Hundreds of thousands of students will be turned away from universities this autumn as institutions cut and freeze places, it was reported today.
Almost seven students are battling for every spot, while universities are tightening their entry criteria.
Nearly three in four institutions are cutting or freezing the numbers of places they are offering, according to a survey conducted by The Daily Telegraph.
It comes as record numbers apply to start higher education this September, many of whom are mature learners who have decided to return to studying due to the recession.
According to Ucas figures, as of the end of May there had been 640,760 applications, a rise of 77,758 (13.8%) on last year.
The record rise in applications is placing universities, who are facing multimillion-pound Government cuts, under increasing pressure.
It was announced last month that the sector must save £200 million this year, on top of savings totalling around £1 billion over the next few years.
The Government has pledged to create 10,000 extra places for this autumn - the majority of which will go to science and maths-based courses.
But Universities Minister David Willetts admitted last week there will be "intense pressure" on places, adding: "There simply isn't the capacity to meet such a surge in demand."
The Telegraph's survey obtained data from a third of Britain's 160 universities and higher education colleges.
The findings suggest that applications are actually up 14.6% compared with the same time last year.

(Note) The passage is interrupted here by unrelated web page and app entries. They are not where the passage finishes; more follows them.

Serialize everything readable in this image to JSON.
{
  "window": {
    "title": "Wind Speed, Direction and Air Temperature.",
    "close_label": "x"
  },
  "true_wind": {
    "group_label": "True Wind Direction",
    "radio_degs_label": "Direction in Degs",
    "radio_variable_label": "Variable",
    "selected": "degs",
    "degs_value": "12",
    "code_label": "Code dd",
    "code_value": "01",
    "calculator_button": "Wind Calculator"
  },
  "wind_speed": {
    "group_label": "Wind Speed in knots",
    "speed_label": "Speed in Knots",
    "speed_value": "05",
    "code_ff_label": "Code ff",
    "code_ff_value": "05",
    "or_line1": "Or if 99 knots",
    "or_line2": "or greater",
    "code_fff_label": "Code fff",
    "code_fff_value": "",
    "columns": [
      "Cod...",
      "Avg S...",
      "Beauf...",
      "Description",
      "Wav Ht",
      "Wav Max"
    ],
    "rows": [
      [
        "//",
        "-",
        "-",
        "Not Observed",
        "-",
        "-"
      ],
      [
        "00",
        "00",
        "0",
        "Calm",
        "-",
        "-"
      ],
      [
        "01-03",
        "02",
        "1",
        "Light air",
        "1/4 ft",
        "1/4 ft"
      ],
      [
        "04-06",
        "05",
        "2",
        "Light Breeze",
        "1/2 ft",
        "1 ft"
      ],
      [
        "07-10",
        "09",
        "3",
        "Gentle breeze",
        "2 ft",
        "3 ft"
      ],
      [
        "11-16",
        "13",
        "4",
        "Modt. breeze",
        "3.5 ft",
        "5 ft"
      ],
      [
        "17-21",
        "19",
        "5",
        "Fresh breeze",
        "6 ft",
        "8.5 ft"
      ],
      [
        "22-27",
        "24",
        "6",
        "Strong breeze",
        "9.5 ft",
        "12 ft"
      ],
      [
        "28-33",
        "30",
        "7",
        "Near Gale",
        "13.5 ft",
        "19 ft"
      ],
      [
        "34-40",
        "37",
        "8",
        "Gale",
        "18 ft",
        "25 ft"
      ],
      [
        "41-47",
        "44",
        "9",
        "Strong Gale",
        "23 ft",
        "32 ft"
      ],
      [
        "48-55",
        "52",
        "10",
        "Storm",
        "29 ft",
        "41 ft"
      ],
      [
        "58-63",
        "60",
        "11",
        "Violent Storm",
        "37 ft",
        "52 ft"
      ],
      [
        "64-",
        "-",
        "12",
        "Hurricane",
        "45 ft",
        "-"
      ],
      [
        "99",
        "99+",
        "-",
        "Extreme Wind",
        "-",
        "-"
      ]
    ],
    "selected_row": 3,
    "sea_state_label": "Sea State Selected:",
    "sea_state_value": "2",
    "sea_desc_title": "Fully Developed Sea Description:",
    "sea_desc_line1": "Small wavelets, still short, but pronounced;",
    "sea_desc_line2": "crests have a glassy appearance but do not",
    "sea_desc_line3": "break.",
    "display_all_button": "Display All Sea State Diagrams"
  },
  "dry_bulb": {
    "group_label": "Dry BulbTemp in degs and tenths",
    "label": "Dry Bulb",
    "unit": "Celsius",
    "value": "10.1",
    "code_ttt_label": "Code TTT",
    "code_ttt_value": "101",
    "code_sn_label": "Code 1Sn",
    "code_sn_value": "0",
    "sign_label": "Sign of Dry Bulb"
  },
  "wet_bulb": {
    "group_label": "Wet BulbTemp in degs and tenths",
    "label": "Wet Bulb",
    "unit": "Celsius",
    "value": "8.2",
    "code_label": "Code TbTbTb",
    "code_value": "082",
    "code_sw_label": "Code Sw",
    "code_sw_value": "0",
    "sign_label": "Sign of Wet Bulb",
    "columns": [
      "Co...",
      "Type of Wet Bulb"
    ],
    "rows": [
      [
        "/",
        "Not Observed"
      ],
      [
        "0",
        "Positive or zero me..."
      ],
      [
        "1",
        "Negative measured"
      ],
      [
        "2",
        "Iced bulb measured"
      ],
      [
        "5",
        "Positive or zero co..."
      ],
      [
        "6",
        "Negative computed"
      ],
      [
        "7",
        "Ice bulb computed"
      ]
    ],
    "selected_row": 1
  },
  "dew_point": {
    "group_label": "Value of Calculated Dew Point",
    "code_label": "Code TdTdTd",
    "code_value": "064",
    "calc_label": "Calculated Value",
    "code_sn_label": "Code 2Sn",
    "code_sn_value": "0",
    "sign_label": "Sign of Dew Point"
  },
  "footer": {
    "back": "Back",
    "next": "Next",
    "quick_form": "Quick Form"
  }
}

This could mean that across all universities there may be 93,000 more applications than in 2009.
Around three in 10 (31%) of universities are cutting the number of places for British and EU students, the survey found, while a further four in 10 (40%) are looking to freeze numbers, the survey found.
Professor Martin Hall, vice-chancellor of Salford University, told the newspaper: "A silent issue in the election campaign was the plight of up to 200,000 British school-leavers who will not be going to university in September this year.
"As with the rest of their generation, they have been encouraged to aspire for a university place. In previous years, each would have been adequately qualified for one or more offers.
"What is more, this situation will probably persist for the next two to three years, resulting in a lost generation of some half a million young British adults being deprived of a higher education qualification."
Professor David Green, vice-chancellor of the University of Worcester, said: "My earlier prediction that there will be around 220,000 unhappy people will be about right. Of those, about 100,000 will be pretty well qualified and motivated students who would have been accepted in previous years."Reuse content